***** INPUT DATA

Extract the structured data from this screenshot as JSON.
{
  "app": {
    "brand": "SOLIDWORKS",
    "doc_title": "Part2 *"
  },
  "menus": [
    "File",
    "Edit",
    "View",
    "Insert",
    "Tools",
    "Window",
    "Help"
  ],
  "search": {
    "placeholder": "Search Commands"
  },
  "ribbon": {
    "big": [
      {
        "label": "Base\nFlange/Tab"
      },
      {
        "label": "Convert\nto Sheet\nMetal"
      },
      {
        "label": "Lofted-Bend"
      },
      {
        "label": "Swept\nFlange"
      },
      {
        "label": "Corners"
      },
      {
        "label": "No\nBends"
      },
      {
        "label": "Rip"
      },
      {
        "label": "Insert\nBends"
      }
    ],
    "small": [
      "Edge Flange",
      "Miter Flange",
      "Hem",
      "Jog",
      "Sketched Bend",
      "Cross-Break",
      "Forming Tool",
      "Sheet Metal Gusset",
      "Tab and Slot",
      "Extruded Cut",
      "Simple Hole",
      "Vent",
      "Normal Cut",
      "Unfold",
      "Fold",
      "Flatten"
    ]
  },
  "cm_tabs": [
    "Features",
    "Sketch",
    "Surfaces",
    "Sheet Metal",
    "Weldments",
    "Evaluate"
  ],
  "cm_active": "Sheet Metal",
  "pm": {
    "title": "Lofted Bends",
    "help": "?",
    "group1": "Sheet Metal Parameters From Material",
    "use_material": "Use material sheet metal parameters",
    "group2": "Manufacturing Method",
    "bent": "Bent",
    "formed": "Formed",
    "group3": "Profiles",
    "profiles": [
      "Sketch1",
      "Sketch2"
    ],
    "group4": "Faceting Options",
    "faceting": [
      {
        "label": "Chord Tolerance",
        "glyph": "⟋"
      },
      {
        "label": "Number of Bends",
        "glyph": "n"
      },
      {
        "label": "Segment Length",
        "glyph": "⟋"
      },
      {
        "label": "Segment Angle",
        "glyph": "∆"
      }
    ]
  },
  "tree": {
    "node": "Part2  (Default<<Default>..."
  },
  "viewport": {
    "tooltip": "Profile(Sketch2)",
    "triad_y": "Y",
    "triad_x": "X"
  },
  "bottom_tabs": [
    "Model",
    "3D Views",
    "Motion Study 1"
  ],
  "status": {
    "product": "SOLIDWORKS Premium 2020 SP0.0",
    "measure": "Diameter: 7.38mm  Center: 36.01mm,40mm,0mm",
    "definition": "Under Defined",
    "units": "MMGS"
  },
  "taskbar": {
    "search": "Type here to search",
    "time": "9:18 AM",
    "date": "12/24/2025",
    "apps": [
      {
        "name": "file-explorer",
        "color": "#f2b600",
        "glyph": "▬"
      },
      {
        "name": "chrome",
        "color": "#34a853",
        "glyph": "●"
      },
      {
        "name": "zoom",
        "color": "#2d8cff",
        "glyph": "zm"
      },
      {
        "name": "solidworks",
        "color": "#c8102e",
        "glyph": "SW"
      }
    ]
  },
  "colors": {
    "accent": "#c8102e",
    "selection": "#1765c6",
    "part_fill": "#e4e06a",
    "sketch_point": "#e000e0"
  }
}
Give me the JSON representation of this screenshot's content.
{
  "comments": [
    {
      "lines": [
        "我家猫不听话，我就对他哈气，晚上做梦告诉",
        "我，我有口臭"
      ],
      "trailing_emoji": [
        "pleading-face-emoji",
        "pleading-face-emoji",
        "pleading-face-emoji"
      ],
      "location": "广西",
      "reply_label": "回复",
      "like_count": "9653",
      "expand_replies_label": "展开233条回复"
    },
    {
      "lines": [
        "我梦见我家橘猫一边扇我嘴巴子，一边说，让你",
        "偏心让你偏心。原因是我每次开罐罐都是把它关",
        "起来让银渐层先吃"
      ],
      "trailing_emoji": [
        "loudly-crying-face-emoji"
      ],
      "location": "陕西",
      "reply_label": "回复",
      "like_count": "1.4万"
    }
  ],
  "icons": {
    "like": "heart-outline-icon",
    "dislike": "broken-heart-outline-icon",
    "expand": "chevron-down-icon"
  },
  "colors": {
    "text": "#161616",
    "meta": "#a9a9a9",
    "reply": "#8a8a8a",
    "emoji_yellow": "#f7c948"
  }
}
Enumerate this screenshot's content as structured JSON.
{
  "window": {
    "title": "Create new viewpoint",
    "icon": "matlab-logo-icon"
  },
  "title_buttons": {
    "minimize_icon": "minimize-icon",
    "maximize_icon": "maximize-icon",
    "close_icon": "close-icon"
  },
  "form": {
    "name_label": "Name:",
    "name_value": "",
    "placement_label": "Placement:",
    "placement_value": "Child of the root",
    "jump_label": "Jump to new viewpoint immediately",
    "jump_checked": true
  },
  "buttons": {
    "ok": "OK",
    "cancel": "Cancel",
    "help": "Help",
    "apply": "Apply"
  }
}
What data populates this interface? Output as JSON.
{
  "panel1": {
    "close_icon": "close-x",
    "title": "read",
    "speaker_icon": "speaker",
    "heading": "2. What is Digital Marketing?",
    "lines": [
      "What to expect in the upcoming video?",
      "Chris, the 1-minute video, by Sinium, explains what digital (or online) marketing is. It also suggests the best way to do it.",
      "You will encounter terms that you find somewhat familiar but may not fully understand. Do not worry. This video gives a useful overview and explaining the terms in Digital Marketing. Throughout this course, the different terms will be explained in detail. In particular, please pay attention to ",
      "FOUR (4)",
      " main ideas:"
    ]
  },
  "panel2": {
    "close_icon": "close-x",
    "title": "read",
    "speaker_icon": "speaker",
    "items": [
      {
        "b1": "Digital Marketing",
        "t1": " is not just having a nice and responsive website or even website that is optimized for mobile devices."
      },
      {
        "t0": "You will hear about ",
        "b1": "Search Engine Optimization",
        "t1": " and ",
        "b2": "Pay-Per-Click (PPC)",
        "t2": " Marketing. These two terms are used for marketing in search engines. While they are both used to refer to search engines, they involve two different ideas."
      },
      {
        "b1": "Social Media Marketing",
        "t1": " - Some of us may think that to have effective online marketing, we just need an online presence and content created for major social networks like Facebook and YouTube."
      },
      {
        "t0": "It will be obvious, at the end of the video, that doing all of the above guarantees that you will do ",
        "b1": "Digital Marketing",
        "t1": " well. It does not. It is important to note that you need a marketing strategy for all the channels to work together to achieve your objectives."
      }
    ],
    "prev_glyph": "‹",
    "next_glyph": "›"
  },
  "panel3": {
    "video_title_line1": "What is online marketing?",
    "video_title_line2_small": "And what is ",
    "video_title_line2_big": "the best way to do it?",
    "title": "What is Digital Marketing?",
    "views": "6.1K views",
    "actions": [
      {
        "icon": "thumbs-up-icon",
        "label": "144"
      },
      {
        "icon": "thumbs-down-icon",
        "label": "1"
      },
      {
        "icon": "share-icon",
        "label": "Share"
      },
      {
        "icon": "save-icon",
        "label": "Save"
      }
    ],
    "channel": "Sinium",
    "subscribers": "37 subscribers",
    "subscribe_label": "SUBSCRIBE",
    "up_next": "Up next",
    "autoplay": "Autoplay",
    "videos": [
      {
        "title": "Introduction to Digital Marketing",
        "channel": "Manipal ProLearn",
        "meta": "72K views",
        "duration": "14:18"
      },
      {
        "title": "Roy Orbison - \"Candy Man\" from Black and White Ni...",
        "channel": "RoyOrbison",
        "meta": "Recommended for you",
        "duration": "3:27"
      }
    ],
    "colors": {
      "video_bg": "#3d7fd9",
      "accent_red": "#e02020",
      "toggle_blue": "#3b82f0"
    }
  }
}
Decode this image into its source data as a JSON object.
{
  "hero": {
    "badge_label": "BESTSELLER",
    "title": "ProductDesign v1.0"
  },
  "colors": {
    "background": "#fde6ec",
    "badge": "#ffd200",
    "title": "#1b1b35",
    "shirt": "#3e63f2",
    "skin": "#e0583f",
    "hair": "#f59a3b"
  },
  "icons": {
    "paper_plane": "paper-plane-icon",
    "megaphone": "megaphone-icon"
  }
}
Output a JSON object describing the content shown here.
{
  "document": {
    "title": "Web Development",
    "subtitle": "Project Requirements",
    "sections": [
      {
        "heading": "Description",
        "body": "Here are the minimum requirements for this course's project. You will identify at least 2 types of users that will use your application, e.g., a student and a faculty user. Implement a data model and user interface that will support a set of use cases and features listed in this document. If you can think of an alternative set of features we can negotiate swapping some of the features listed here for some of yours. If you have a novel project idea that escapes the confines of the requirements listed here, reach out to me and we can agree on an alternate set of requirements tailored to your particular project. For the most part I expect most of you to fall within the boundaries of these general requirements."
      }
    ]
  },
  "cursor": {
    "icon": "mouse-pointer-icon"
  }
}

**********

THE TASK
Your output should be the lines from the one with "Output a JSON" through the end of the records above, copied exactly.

ANSWER TO THIS EXERCISE
Output a JSON object describing the content shown here.
{
  "document": {
    "title": "Web Development",
    "subtitle": "Project Requirements",
    "sections": [
      {
        "heading": "Description",
        "body": "Here are the minimum requirements for this course's project. You will identify at least 2 types of users that will use your application, e.g., a student and a faculty user. Implement a data model and user interface that will support a set of use cases and features listed in this document. If you can think of an alternative set of features we can negotiate swapping some of the features listed here for some of yours. If you have a novel project idea that escapes the confines of the requirements listed here, reach out to me and we can agree on an alternate set of requirements tailored to your particular project. For the most part I expect most of you to fall within the boundaries of these general requirements."
      }
    ]
  },
  "cursor": {
    "icon": "mouse-pointer-icon"
  }
}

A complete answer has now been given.